Georgia Impact Health & Wellness

New animal shelter medicine program established

In 2020, the Athens Area Humane Society had plans to grow and was building a new facility. At the same time, the University of Georgia’s College of Veterinary Medicine was exploring options to establish a shelter medicine program.

Although the Humane Society and the university had partnered before—offering veterinary externships, conducting research on pet adoptions and providing service-learning experiences—a shelter medicine program would establish a more extensive relationship.

“We knew we could do more,” said Jed Kaylor, the director of lifesaving programs and community initiatives for the Athens Area Humane Society. “We reached out to Dr. Spencer Johnston and [College of Veterinary Medicine] Dean Lisa Nolan and showed them the floor plans for the new facility.”

Fourth-year veterinary student Hannah Greene prepares a puppy for a checkup at the Athens Area Humane Society. (Photo by Dorothy Kozlowski/UGA)

Leveraging UGA’s experience developing a new teaching hospital, Johnston, UGA’s Small Animal Medicine and Surgery department head, made several suggestions to adjust plans for AAHS’ surgical suite to enhance student learning.

“They encouraged us to think more expansively, and their input made us a stronger partner, a better hospital, and a better community-driven shelter,” said Dr. Cheryl McCormick, CEO of the Athens Area Humane Society. “It’s made us a contender for one of the best shelter medicine programs in the southeast.”

(L-R) CVM shelter medicine specialist Dr. Staci Cannon and fourth-year veterinary students Hannah Greene and Helen Jones perform checkups on a litter of high-energy puppies at the Athens Area Humane Society. (Photo by Dorothy Kozlowski/UGA)

The 15,000-square-foot facility opened in September 2021 and has supported AAHS’ considerable growth.
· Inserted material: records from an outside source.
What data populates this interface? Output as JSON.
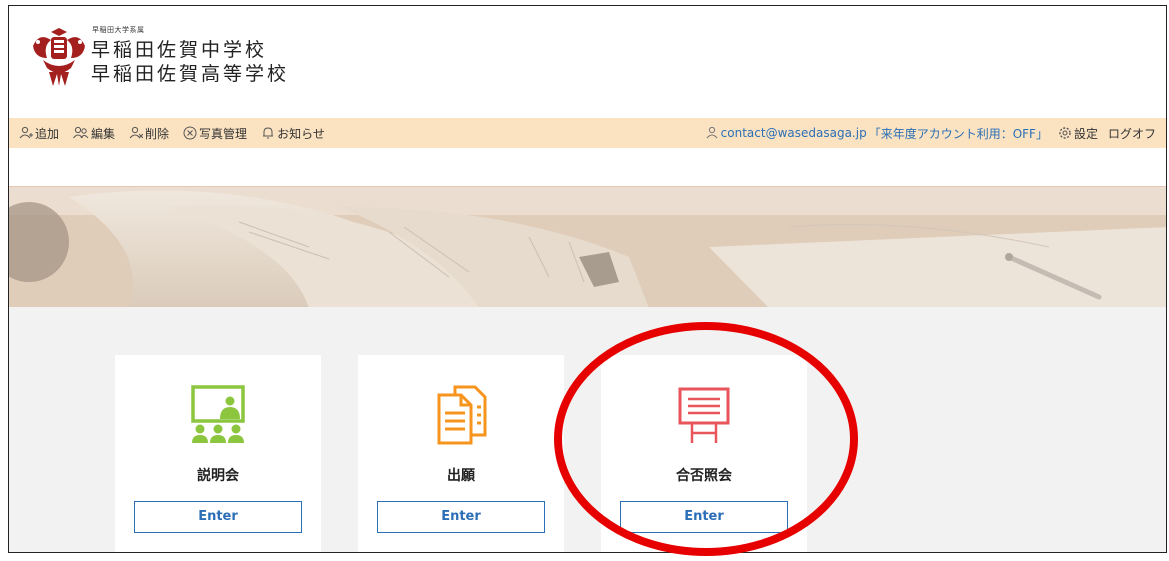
{
  "header": {
    "university_line": "早稲田大学系属",
    "school_junior": "早稲田佐賀中学校",
    "school_senior": "早稲田佐賀高等学校"
  },
  "nav": {
    "left_items": [
      {
        "label": "追加",
        "icon": "user-add-icon"
      },
      {
        "label": "編集",
        "icon": "user-edit-icon"
      },
      {
        "label": "削除",
        "icon": "user-delete-icon"
      },
      {
        "label": "写真管理",
        "icon": "photo-manage-icon"
      },
      {
        "label": "お知らせ",
        "icon": "bell-icon"
      }
    ],
    "email": "contact@wasedasaga.jp",
    "account_status": "「来年度アカウント利用：OFF」",
    "settings_label": "設定",
    "logout_label": "ログオフ"
  },
  "cards": [
    {
      "title": "説明会",
      "button": "Enter",
      "icon": "seminar-icon",
      "color": "#8cc63f"
    },
    {
      "title": "出願",
      "button": "Enter",
      "icon": "documents-icon",
      "color": "#f7941d"
    },
    {
      "title": "合否照会",
      "button": "Enter",
      "icon": "board-icon",
      "color": "#e8555a"
    }
  ],
  "colors": {
    "nav_bg": "#fbe3c2",
    "accent_blue": "#2b6fb6",
    "annotation_red": "#e60000"
  }
}
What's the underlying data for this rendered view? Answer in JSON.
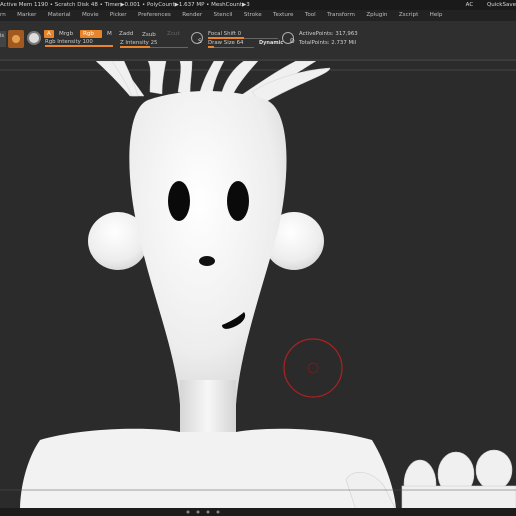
{
  "status": {
    "text": "Active Mem 1190 • Scratch Disk 48 •  Timer▶0.001 • PolyCount▶1.637 MP  • MeshCount▶3",
    "right_items": [
      "AC",
      "QuickSave"
    ]
  },
  "menu": [
    "rn",
    "Marker",
    "Material",
    "Movie",
    "Picker",
    "Preferences",
    "Render",
    "Stencil",
    "Stroke",
    "Texture",
    "Tool",
    "Transform",
    "Zplugin",
    "Zscript",
    "Help"
  ],
  "toolbar": {
    "side_label": "is",
    "a_label": "A",
    "mrgb_label": "Mrgb",
    "rgb_label": "Rgb",
    "m_label": "M",
    "zadd_label": "Zadd",
    "zsub_label": "Zsub",
    "zcut_label": "Zcut",
    "rgb_intensity": "Rgb Intensity 100",
    "z_intensity": "Z Intensity 25",
    "focal_shift": "Focal Shift 0",
    "draw_size": "Draw Size 64",
    "dynamic_label": "Dynamic",
    "s_label": "S",
    "d_label": "D",
    "active_points": "ActivePoints: 317,963",
    "total_points": "TotalPoints: 2.737 Mil"
  },
  "colors": {
    "accent": "#e8852a",
    "brush_cursor": "#b02020",
    "model": "#f2f2f2",
    "background": "#2b2b2b"
  }
}
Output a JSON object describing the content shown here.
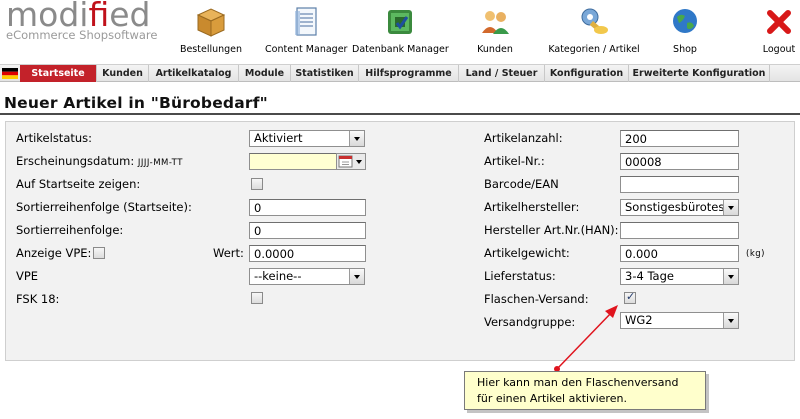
{
  "logo": {
    "brand_part1": "modi",
    "brand_part2": "fi",
    "brand_part3": "ed",
    "tagline": "eCommerce Shopsoftware"
  },
  "topnav": [
    {
      "label": "Bestellungen",
      "icon": "box-icon"
    },
    {
      "label": "Content Manager",
      "icon": "document-icon"
    },
    {
      "label": "Datenbank Manager",
      "icon": "database-icon"
    },
    {
      "label": "Kunden",
      "icon": "users-icon"
    },
    {
      "label": "Kategorien / Artikel",
      "icon": "key-icon"
    },
    {
      "label": "Shop",
      "icon": "globe-icon"
    },
    {
      "label": "Logout",
      "icon": "close-icon"
    }
  ],
  "tabs": [
    "Startseite",
    "Kunden",
    "Artikelkatalog",
    "Module",
    "Statistiken",
    "Hilfsprogramme",
    "Land / Steuer",
    "Konfiguration",
    "Erweiterte Konfiguration"
  ],
  "page": {
    "title": "Neuer Artikel in \"Bürobedarf\""
  },
  "form": {
    "artikelstatus_label": "Artikelstatus:",
    "artikelstatus_value": "Aktiviert",
    "erscheinungsdatum_label": "Erscheinungsdatum:",
    "erscheinungsdatum_hint": "JJJJ-MM-TT",
    "erscheinungsdatum_value": "",
    "startseite_zeigen_label": "Auf Startseite zeigen:",
    "sortierreihenfolge_startseite_label": "Sortierreihenfolge (Startseite):",
    "sortierreihenfolge_startseite_value": "0",
    "sortierreihenfolge_label": "Sortierreihenfolge:",
    "sortierreihenfolge_value": "0",
    "anzeige_vpe_label": "Anzeige VPE:",
    "wert_label": "Wert:",
    "wert_value": "0.0000",
    "vpe_label": "VPE",
    "vpe_value": "--keine--",
    "fsk_label": "FSK 18:",
    "artikelanzahl_label": "Artikelanzahl:",
    "artikelanzahl_value": "200",
    "artikelnr_label": "Artikel-Nr.:",
    "artikelnr_value": "00008",
    "barcode_label": "Barcode/EAN",
    "barcode_value": "",
    "hersteller_label": "Artikelhersteller:",
    "hersteller_value": "Sonstigesbürotes",
    "hersteller_artnr_label": "Hersteller Art.Nr.(HAN):",
    "hersteller_artnr_value": "",
    "gewicht_label": "Artikelgewicht:",
    "gewicht_value": "0.000",
    "gewicht_unit": "(kg)",
    "lieferstatus_label": "Lieferstatus:",
    "lieferstatus_value": "3-4 Tage",
    "flaschen_label": "Flaschen-Versand:",
    "versandgruppe_label": "Versandgruppe:",
    "versandgruppe_value": "WG2"
  },
  "tooltip": {
    "line1": "Hier kann man den Flaschenversand",
    "line2": "für einen Artikel aktivieren."
  },
  "colors": {
    "tab_active": "#c3222a",
    "logo_red": "#c0111a",
    "tooltip_bg": "#ffffcc",
    "arrow": "#e0141e"
  }
}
It has allowed the Humane Society to provide more than 500 surgeries each month, give away more food to families who are struggling to afford the cost of pet food, and bring in more animals from overcrowded partner shelters, among other key initiatives to support animal and community health.

“At a time when the community need has never been greater, we have added to the capacity of what we are capable of. Everything we do has increased two- to threefold,” Kaylor said. “The UGA students help us with this volume. They provide extra capacity, support case management, and take some of the initial intake burden off full-time staff.”

Fourth-year veterinary student Helen Jones prepares a puppy for a checkup at the Athens Area Humane Society. (Photo by Dorothy Kozlowski/UGA)

UGA’s shelter medicine program has grown along with AAHS. Dr. Staci Cannon, a UGA veterinary medicine alumna, returned to Athens in July 2022 to serve as the college’s first faculty shelter medicine specialist. Cannon is housed at the Humane Society and oversees the fourth-year veterinary medical students who are completing clinical rotations at AAHS.

“Student education takes more time,” Johnston said, “so we wanted a UGA faculty member to be embedded at the Humane Society. We are guests in their building, and Dr. Cannon can dedicate time without burdening the Humane Society’s veterinarians.”

CVM shelter medicine specialist Dr. Staci Cannon secures a respirator on a kitten during surgery. (Photo by Dorothy Kozlowski/UGA)

Cannon works closely with AAHS staff and veterinarians. Her background in shelter medicine and public health will support AAHS’ community outreach initiatives. In addition to spay/neuter surgical experience, veterinary students learn about infectious disease prevention and management, facility design, and behavioral health in shelter animals. Keeping shelter pets healthy leads to shorter shelter stays, improved animal welfare, and more vulnerable lives saved.

Cannon and AAHS staff share a vision of connecting future veterinarians to shelter medicine.

Fourth-year veterinary student Hannah Greene, Dr. Staci Cannon, and fourth-year veterinary student Helen Jones perform spay and neuter surgeries on cats at the Athens Area Humane Society. Recent patients recover in the foreground under the care of technicians. (Photo by Dorothy Kozlowski/UGA)

“There currently is a shortage of veterinarians engaged in shelters,” Cannon said. “Through this program we are taking a higher-level view. We want to equip the next generation of veterinarians to help shelters and care for animals in all areas of our communities.”

“We can offer a place where people can train and take the expertise to other shelters, humane societies and private practices across Georgia,” Kaylor said. “This will allow for more well-rounded veterinarians who can partner with shelters or conduct research to help animals.”

Dr. Staci Cannon at the Athens Area Humane Society. (Photo by Dorothy Kozlowski/UGA)

UGA plans for the shelter medicine partnership to expand in the years to come. The university is conducting fundraising efforts to support the program’s growth. UGA has hired a second faculty member to be housed at AAHS starting in December and plans to hire a veterinary technician.

“It is still early in the relationship,” Johnston said. “There is a large opportunity to develop the partnership and have things grow, and we feel very positive about it.”